Data about app and page elements:
══════════════════════════════

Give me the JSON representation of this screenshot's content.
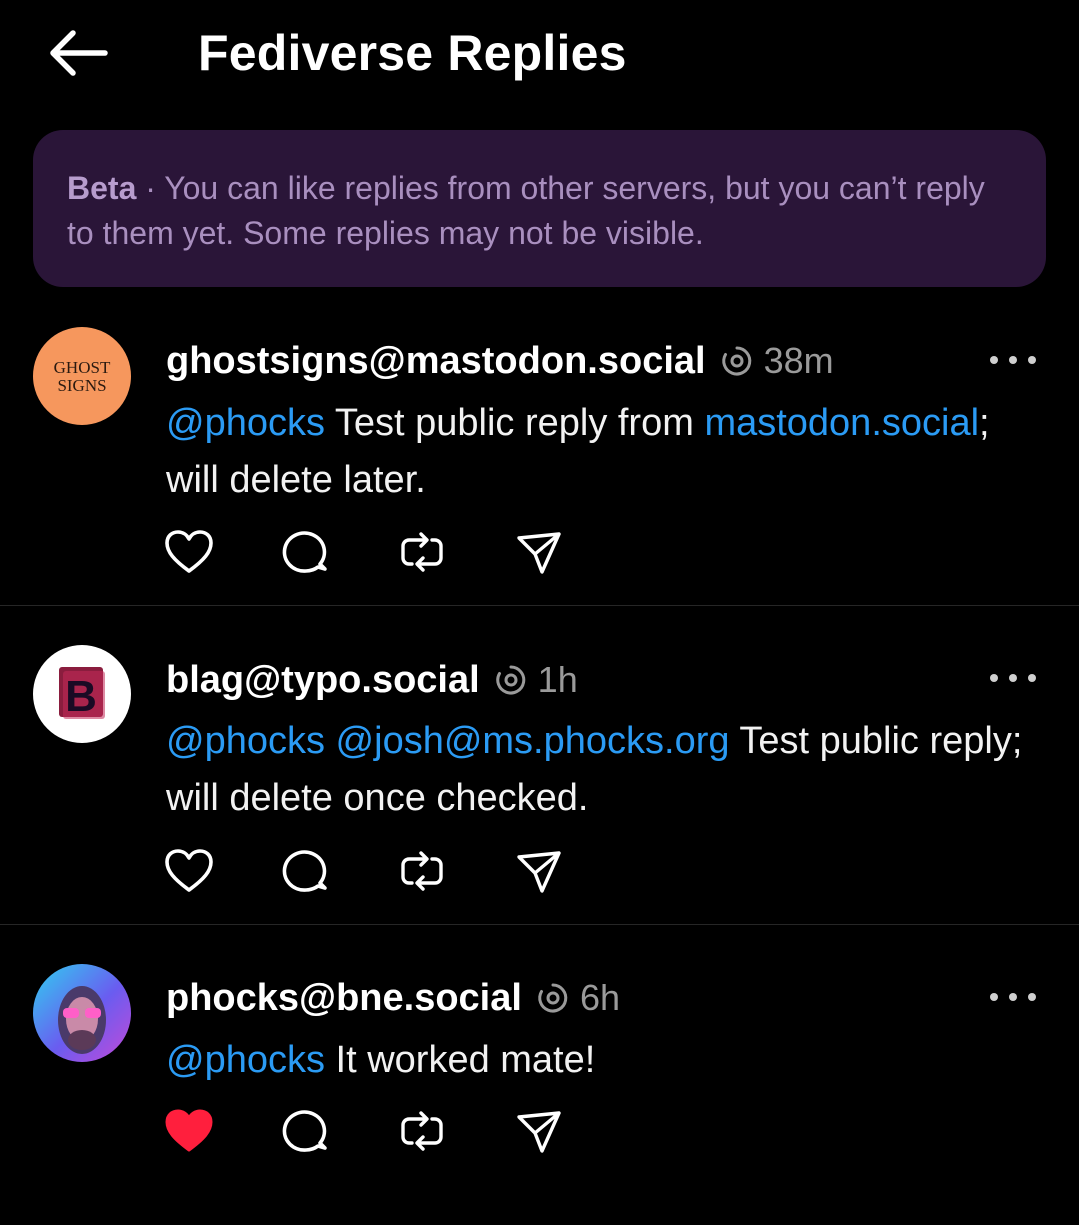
{
  "header": {
    "title": "Fediverse Replies",
    "back_icon": "arrow-left-icon"
  },
  "banner": {
    "label": "Beta",
    "separator": " · ",
    "text": "You can like replies from other servers, but you can’t reply to them yet. Some replies may not be visible."
  },
  "colors": {
    "banner_bg": "#2a1538",
    "mention": "#2b9bf4",
    "liked": "#ff1f3d"
  },
  "replies": [
    {
      "username": "ghostsigns@mastodon.social",
      "time": "38m",
      "avatar_text_1": "GHOST",
      "avatar_text_2": "SIGNS",
      "body": [
        {
          "t": "@phocks",
          "m": true
        },
        {
          "t": " Test public reply from ",
          "m": false
        },
        {
          "t": "mastodon.social",
          "m": true
        },
        {
          "t": "; will delete later.",
          "m": false
        }
      ],
      "liked": false
    },
    {
      "username": "blag@typo.social",
      "time": "1h",
      "avatar_letter": "B",
      "body": [
        {
          "t": "@phocks",
          "m": true
        },
        {
          "t": " ",
          "m": false
        },
        {
          "t": "@josh@ms.phocks.org",
          "m": true
        },
        {
          "t": " Test public reply; will delete once checked.",
          "m": false
        }
      ],
      "liked": false
    },
    {
      "username": "phocks@bne.social",
      "time": "6h",
      "body": [
        {
          "t": "@phocks",
          "m": true
        },
        {
          "t": " It worked mate!",
          "m": false
        }
      ],
      "liked": true
    }
  ]
}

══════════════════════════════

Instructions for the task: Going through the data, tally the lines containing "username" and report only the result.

Task solution: 3